┌─ Data section

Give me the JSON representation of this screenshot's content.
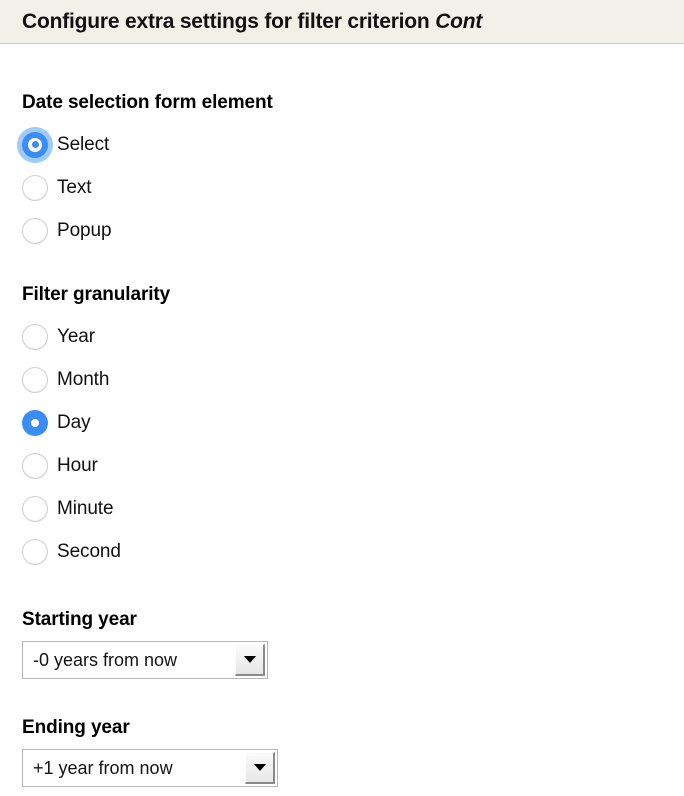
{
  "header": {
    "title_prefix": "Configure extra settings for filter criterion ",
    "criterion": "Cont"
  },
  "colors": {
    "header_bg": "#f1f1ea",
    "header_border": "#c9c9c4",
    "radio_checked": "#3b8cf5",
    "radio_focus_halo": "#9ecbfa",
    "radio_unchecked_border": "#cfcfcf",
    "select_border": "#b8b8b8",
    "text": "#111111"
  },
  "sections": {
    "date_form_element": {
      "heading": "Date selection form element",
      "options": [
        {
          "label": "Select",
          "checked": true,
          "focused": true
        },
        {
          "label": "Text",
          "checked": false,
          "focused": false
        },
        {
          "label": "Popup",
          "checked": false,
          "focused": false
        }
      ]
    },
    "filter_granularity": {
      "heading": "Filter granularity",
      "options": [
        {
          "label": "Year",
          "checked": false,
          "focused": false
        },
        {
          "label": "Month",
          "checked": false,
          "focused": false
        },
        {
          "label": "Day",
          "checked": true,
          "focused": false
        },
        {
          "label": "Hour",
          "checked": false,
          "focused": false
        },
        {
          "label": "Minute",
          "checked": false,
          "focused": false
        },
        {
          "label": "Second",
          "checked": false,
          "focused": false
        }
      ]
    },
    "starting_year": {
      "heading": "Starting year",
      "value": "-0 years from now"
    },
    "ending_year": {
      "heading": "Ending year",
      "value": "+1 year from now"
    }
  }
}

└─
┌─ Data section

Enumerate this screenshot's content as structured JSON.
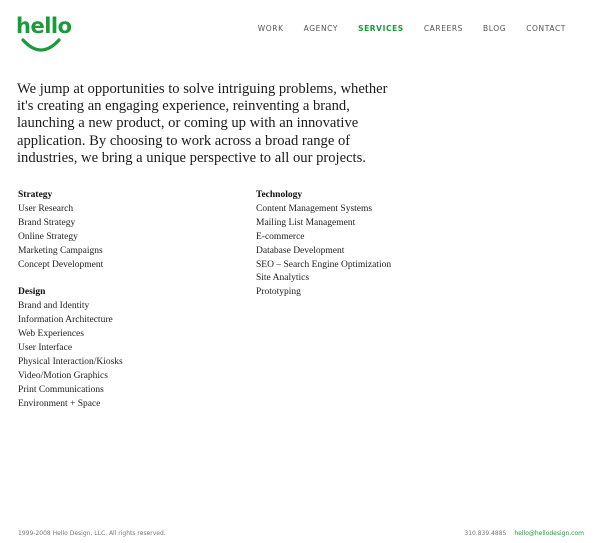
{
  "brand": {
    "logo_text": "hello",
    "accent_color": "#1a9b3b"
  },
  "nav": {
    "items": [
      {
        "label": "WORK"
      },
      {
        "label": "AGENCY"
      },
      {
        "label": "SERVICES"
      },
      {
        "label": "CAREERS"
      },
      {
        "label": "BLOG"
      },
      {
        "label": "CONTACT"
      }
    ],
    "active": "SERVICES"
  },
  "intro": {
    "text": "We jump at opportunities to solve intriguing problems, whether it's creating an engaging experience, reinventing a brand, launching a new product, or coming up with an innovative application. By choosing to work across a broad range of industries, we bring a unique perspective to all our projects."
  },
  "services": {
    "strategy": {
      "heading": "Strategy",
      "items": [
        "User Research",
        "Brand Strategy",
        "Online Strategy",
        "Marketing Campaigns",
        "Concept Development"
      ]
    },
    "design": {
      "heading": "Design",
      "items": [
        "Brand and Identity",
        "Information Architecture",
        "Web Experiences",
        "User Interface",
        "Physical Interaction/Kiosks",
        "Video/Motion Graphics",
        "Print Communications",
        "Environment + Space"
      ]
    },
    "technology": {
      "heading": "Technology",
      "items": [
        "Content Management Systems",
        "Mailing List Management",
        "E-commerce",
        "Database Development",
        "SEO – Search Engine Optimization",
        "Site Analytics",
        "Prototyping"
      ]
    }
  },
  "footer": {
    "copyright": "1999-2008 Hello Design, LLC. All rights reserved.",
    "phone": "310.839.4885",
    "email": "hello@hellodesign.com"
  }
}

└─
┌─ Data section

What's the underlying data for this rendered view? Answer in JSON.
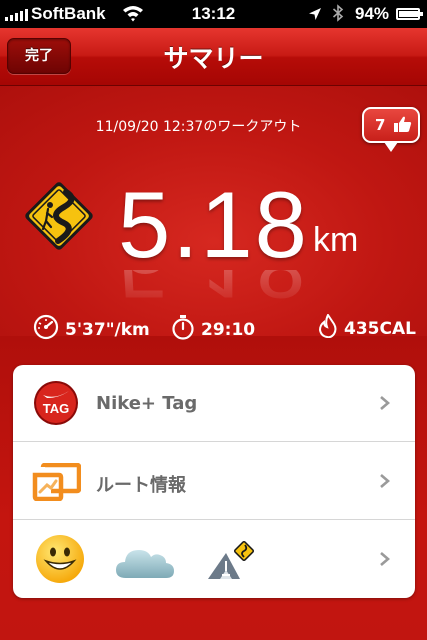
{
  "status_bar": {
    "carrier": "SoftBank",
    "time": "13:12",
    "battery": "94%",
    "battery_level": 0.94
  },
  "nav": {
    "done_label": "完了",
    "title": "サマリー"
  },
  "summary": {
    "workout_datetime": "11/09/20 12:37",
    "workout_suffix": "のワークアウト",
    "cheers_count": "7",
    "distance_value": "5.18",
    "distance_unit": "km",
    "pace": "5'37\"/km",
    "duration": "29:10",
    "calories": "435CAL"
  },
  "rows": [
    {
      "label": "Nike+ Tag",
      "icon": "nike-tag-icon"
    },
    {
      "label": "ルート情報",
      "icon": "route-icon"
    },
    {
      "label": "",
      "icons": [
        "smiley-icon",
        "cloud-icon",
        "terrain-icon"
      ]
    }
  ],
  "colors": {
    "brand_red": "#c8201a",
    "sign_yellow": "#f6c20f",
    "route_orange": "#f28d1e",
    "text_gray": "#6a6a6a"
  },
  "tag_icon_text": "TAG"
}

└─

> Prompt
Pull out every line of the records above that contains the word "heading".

> Completed task
      "heading": "Date selection form element",
      "heading": "Filter granularity",
      "heading": "Starting year",
      "heading": "Ending year",
      "heading": "Strategy",
      "heading": "Design",
      "heading": "Technology",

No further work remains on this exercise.